Assigned task :: Print every entry exactly as written.

[Element data from apps and pages]
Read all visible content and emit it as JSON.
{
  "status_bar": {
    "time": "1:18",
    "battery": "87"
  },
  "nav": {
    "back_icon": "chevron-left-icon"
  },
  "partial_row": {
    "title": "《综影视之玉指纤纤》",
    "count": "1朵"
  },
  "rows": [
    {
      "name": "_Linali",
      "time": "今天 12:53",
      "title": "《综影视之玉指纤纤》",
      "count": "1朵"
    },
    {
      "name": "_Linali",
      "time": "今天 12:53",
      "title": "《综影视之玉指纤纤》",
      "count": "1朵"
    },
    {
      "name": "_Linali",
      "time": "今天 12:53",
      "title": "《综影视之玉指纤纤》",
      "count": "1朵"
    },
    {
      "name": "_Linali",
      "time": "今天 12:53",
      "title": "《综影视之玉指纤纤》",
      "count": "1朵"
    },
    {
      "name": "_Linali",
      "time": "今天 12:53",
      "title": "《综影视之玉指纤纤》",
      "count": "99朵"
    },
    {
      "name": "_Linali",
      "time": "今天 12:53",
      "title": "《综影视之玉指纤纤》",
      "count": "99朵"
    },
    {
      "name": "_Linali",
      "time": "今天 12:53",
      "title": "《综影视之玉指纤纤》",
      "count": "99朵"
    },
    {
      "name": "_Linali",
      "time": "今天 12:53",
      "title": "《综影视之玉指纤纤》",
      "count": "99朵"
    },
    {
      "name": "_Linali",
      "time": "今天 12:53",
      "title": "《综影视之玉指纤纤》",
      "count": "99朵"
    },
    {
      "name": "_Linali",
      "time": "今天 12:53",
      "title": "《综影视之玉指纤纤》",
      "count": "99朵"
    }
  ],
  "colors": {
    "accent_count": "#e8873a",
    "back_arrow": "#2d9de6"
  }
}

Written solution ::
Read all visible content and emit it as JSON.
{
  "status_bar": {
    "time": "1:18",
    "battery": "87"
  },
  "nav": {
    "back_icon": "chevron-left-icon"
  },
  "partial_row": {
    "title": "《综影视之玉指纤纤》",
    "count": "1朵"
  },
  "rows": [
    {
      "name": "_Linali",
      "time": "今天 12:53",
      "title": "《综影视之玉指纤纤》",
      "count": "1朵"
    },
    {
      "name": "_Linali",
      "time": "今天 12:53",
      "title": "《综影视之玉指纤纤》",
      "count": "1朵"
    },
    {
      "name": "_Linali",
      "time": "今天 12:53",
      "title": "《综影视之玉指纤纤》",
      "count": "1朵"
    },
    {
      "name": "_Linali",
      "time": "今天 12:53",
      "title": "《综影视之玉指纤纤》",
      "count": "1朵"
    },
    {
      "name": "_Linali",
      "time": "今天 12:53",
      "title": "《综影视之玉指纤纤》",
      "count": "99朵"
    },
    {
      "name": "_Linali",
      "time": "今天 12:53",
      "title": "《综影视之玉指纤纤》",
      "count": "99朵"
    },
    {
      "name": "_Linali",
      "time": "今天 12:53",
      "title": "《综影视之玉指纤纤》",
      "count": "99朵"
    },
    {
      "name": "_Linali",
      "time": "今天 12:53",
      "title": "《综影视之玉指纤纤》",
      "count": "99朵"
    },
    {
      "name": "_Linali",
      "time": "今天 12:53",
      "title": "《综影视之玉指纤纤》",
      "count": "99朵"
    },
    {
      "name": "_Linali",
      "time": "今天 12:53",
      "title": "《综影视之玉指纤纤》",
      "count": "99朵"
    }
  ],
  "colors": {
    "accent_count": "#e8873a",
    "back_arrow": "#2d9de6"
  }
}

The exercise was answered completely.